HUB Institute: Is it true that Anne Hidalgo, the Mayor of Paris, has expressed a strong interest in ONO? Might we see your vehicles on the streets of Paris?
VH: We were invited to Paris two years ago by ENGIE to visit their innovation workshop, and it was there that Anne Hidalgo discovered ONO. She expressed an interest in our solution which, she felt, would have a place in the future in maintenance and the temporary closure of certain streets, and also small-scale work in the capital. We see Paris and the French market as one of the most promising and enthusiastic, in terms of clientele, policy and activation and also cities. Watch this space!
HUB Institute: Is there a synergy between the various players in the mobility (or micro-mobility) sector, for a discussion on infrastructures, investment, etc.?

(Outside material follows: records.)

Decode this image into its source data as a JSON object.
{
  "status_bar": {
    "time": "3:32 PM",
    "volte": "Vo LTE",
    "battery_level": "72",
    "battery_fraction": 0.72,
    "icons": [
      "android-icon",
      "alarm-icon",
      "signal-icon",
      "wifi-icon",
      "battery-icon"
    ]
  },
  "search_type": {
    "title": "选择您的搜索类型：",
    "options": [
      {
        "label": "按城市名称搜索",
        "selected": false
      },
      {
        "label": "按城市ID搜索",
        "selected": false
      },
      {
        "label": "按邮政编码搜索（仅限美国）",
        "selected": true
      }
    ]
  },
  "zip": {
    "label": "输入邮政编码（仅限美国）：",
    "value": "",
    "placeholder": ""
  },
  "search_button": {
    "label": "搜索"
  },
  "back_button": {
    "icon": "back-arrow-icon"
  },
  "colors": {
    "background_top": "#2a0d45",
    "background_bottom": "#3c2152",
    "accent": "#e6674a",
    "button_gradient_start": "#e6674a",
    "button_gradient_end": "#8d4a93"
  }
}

VH: We are aware that, with this growth in Europe, we are trying to create a more standardised consensus on new methods of mobility at European level. Traditionally we all worked independently, but in developing our solutions we were forced to work together, and this gave rise to new collaborations. We have just launched a white paper on tram logistics, in collaboration with Porsche Consulting, EIT InnoEnergy, the University of Frankfurt, Hermes International GmbH and HÖRMANN Gruppe on adapting trams for logistics delivery. The aim here is to decongest roads and optimise the existing systems in cities to create greener logistics.
At ONO, we would like to share our data with cities in order to improve infrastructures. There is a much younger and more open school of thought than in other industries and we hope that this will bear much fruit in the future.
HUB Institute: Which markets or industries do you see as being most affected or concerned in terms of delivery?
VH: We have been seeing the effects of e-commerce on traditional brands and retail sales for several years, and this has been accentuated by the Covid-19 pandemic which has revealed an increasing number of industries that failed to take steps to speed up their online sales.
In the fashion sector, many retailers stand out on account of their delivery method. Instead of opting for classic solutions, some companies will choose to cover the last mile using a more environmentally friendly method of delivery. The sector that has shown the fastest growth during the pandemic is e-groceries (supermarkets/online grocers) and mini-markets that are starting to make deliveries on request (delivery in one to two hours). “Hyper-local” deliveries simply cannot be made by lorry, as there is not enough room in cities where parking is already very limited.